5 Ways to Help Seniors Put Together The Pieces of a Downsizing Move
For many seniors, transitioning into their golden years means moving into a different home. That home could be a smaller house or even an assisted living community, but either way, many older adults can benefit from the help of family caregivers. So, if your senior parent or loved one is planning a major move, here are some ways you can make it easier.
Consider Assisted Living or Independent Living
Sometimes, a senior loved one may be moving because of a need for extra care. In these situations, it’s vital for family caregivers to weigh assisted and independent living options. With assisted living, your loved one will have help with routine activities such as dressing and managing medications, while independent living centers tend to focus more on providing seniors with a communal living environment that offers extra services. You may also need to consider whether other long-term care options are more appropriate for your loved one.
Think About Alzheimer’s or Dementia Needs
As you help your loved one downsize into a new home, you should be mindful of any limiting health conditions or major life events connected to the move. This especially pertains to loved ones who are dealing with Alzheimer’s and grief. It can take more time for these seniors to move on and begin to handle other major tasks, such as finding a new home, sorting through belongings and managing all of the details involved with a major move. You may also need to assist with the transition to nursing home care, which is common for seniors with Alzheimer’s.
Find Pros Who Work with Seniors
If you have a full-time job or other responsibilities, you may not be able to dedicate a lot of time to helping your loved one find that perfect home and get moved into it. To make sure your elderly loved one gets the assistance they require, you can always hire professionals to help.

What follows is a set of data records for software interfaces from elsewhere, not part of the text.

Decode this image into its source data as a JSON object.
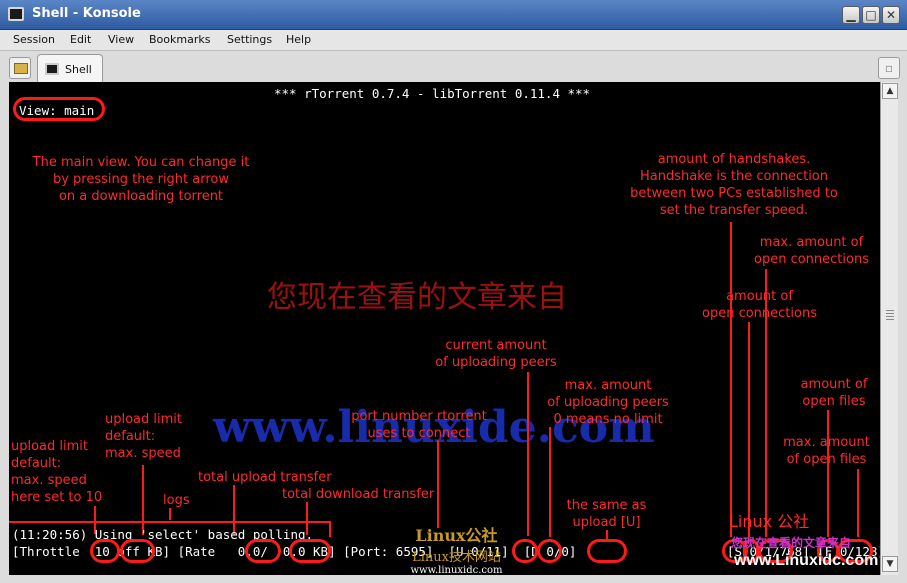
{
  "window": {
    "title": "Shell - Konsole"
  },
  "menu": [
    "Session",
    "Edit",
    "View",
    "Bookmarks",
    "Settings",
    "Help"
  ],
  "tab": {
    "label": "Shell"
  },
  "terminal": {
    "header": "*** rTorrent 0.7.4 - libTorrent 0.11.4 ***",
    "view": "View: main",
    "log_line": "(11:20:56) Using 'select' based polling.",
    "status_line": "[Throttle  10 off KB] [Rate   0.0/  0.0 KB] [Port: 6595]  [U 0/11]  [D 0/0]                    [S 0/1/768] [F 0/128]"
  },
  "annotations": {
    "main_view": [
      "The main view. You can change it",
      "by pressing the right arrow",
      "on a downloading torrent"
    ],
    "handshakes": [
      "amount of handshakes.",
      "Handshake is the connection",
      "between two PCs established to",
      "set the transfer speed."
    ],
    "max_open_connections": [
      "max. amount of",
      "open connections"
    ],
    "open_connections": [
      "amount of",
      "open connections"
    ],
    "current_uploading_peers": [
      "current amount",
      "of uploading peers"
    ],
    "max_uploading_peers": [
      "max. amount",
      "of uploading peers",
      "0 means no limit"
    ],
    "port": [
      "port number rtorrent",
      "uses to connect"
    ],
    "upload_limit_speed": [
      "upload limit",
      "default:",
      "max. speed"
    ],
    "upload_limit_10": [
      "upload limit",
      "default:",
      "max. speed",
      "here set to 10"
    ],
    "total_upload": "total upload transfer",
    "total_download": "total download transfer",
    "logs": "logs",
    "same_as_upload": [
      "the same as",
      "upload [U]"
    ],
    "open_files": [
      "amount of",
      "open files"
    ],
    "max_open_files": [
      "max. amount",
      "of open files"
    ]
  },
  "watermarks": {
    "cn_line": "您现在查看的文章来自",
    "site": "www.linuxide.com",
    "logo_top": "Linux公社",
    "logo_mid": "Linux技术网站",
    "logo_url": "www.linuxidc.com",
    "gongshe": "Linux 公社",
    "cn_small": "您现在查看的文章来自",
    "site_small": "www.Linuxidc.com"
  },
  "colors": {
    "annotation": "#ff2a2a",
    "terminal_bg": "#000000",
    "titlebar": "#3d69b0"
  }
}
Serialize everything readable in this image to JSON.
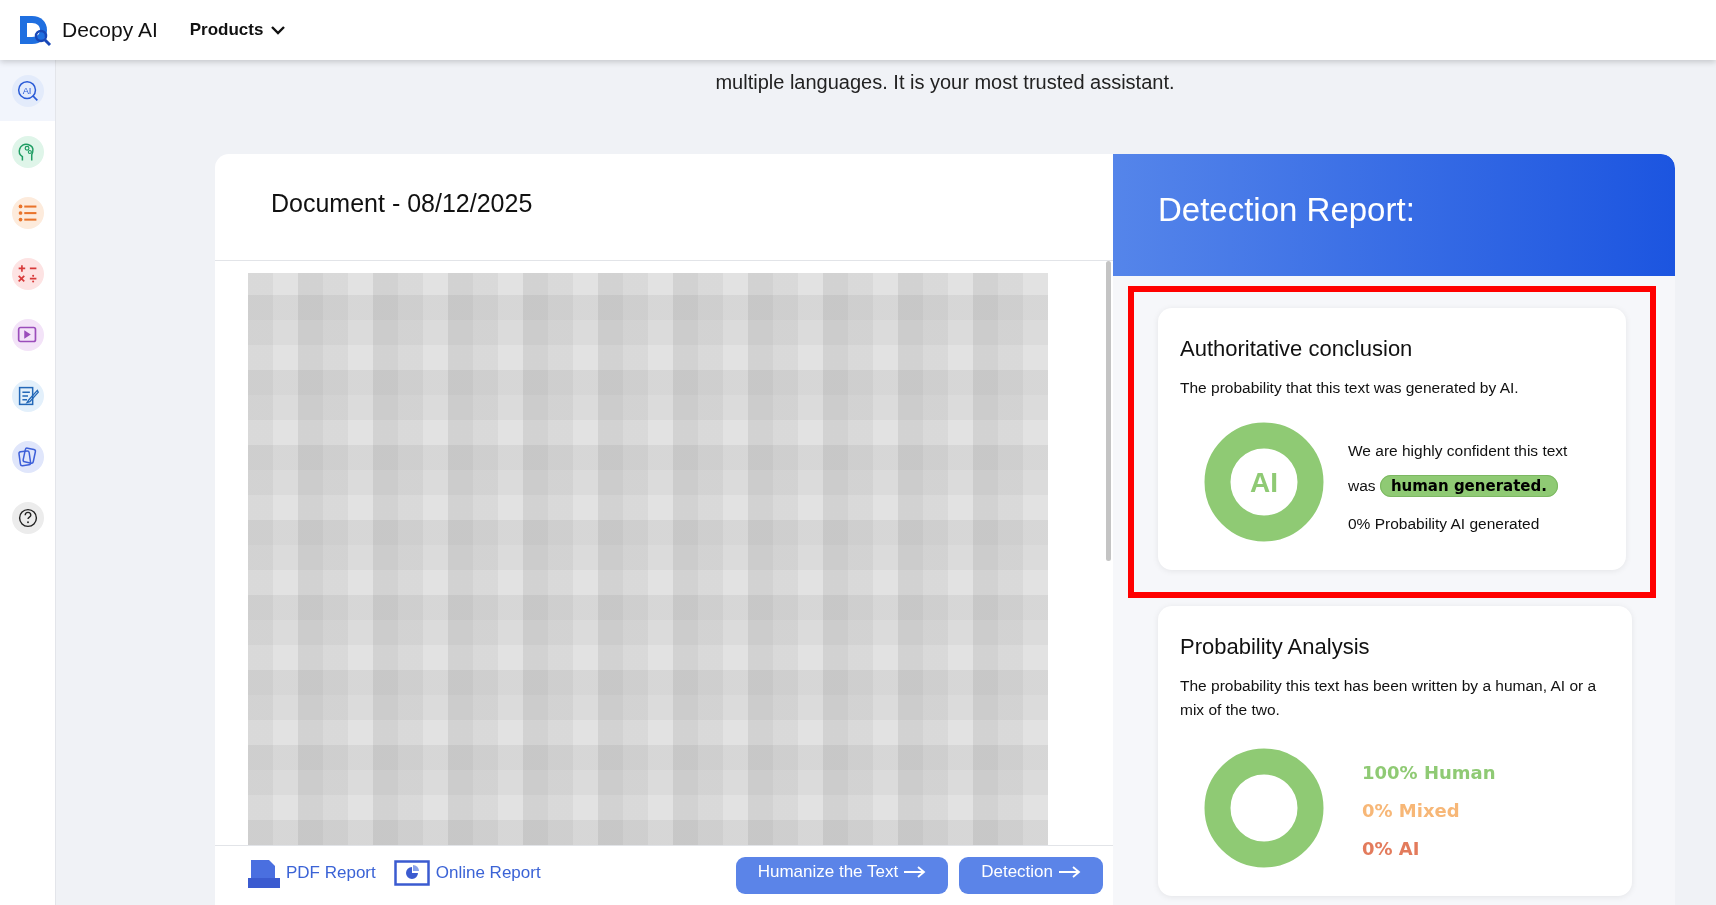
{
  "header": {
    "brand": "Decopy AI",
    "menu": "Products"
  },
  "sidebar": {
    "items": [
      {
        "kind": "ai-search",
        "selected": true,
        "color": "#e3ebfb",
        "icon_text": "AI"
      },
      {
        "kind": "brain",
        "selected": false,
        "color": "#dff5e9"
      },
      {
        "kind": "list",
        "selected": false,
        "color": "#fdebdc"
      },
      {
        "kind": "math",
        "selected": false,
        "color": "#fde3e3"
      },
      {
        "kind": "video",
        "selected": false,
        "color": "#f3e3f8"
      },
      {
        "kind": "notes",
        "selected": false,
        "color": "#e3f0fb"
      },
      {
        "kind": "cards",
        "selected": false,
        "color": "#e0e6fb"
      },
      {
        "kind": "help",
        "selected": false,
        "color": "#ececec"
      }
    ]
  },
  "intro": "multiple languages. It is your most trusted assistant.",
  "document": {
    "title": "Document - 08/12/2025",
    "actions": [
      {
        "kind": "pdf",
        "label": "PDF Report"
      },
      {
        "kind": "online",
        "label": "Online Report"
      }
    ],
    "buttons": [
      {
        "label": "Humanize the Text"
      },
      {
        "label": "Detection"
      }
    ]
  },
  "report": {
    "title": "Detection Report:",
    "conclusion": {
      "title": "Authoritative conclusion",
      "subtitle": "The probability that this text was generated by AI.",
      "gauge_label": "AI",
      "statement_start": "We are highly confident this text was",
      "verdict": "human generated.",
      "probability": "0% Probability AI generated",
      "highlighted": true
    },
    "analysis": {
      "title": "Probability Analysis",
      "subtitle": "The probability this text has been written by a human, AI or a mix of the two.",
      "legend": [
        {
          "label": "100% Human",
          "color": "#8fca74"
        },
        {
          "label": "0% Mixed",
          "color": "#f7b777"
        },
        {
          "label": "0% AI",
          "color": "#e37b5c"
        }
      ]
    }
  }
}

You can hire a senior move manager to help organize a senior’s transition from start to finish, including decluttering. For less involved help, you can also find a local SRES realtor, who has been certified to work with seniors and to meet their unique home needs, for your loved one.
Obtain a Financial Power of Attorney for Loved Ones
This is something many caregivers forget to address but if you are assisting a loved one with Alzheimer’s or any other limiting condition, you may need to have the ability to make financial or health decisions for that person. For that, you need a power of attorney that will cover both areas, and allow you to help your senior loved one manage their mortgage, as well as other related finances, as well as their healthcare. A power of attorney can also be useful when seniors need to buy or refinance a home, or if caregivers need to sell that home in order to cover the costs of assisted living or other long-term care.
Help a Senior Loved One with Other Downsizing Tasks
Now that you’ve covered some of the heavier aspects of helping a senior downsize, you can focus on the more mundane tasks. Still, those seemingly simple tasks, such as decluttering, can be rather emotional for seniors. To older loved ones, the belongings in their home are so much more than just “things”; they are the remnants of the memories that have made up their life. So try to understand this and be patient as you sort through a senior’s household goods. You should also check that any pets will be safe in your loved one’s new home.
This is a major life transition for your loved one, and it can be emotional for you as well. With your guidance and help, however, this can be a positive move for all. You just need to stay focused on the important tasks, deal with whatever emotions come up, and keep the best interest of both your loved one and yourself in mind.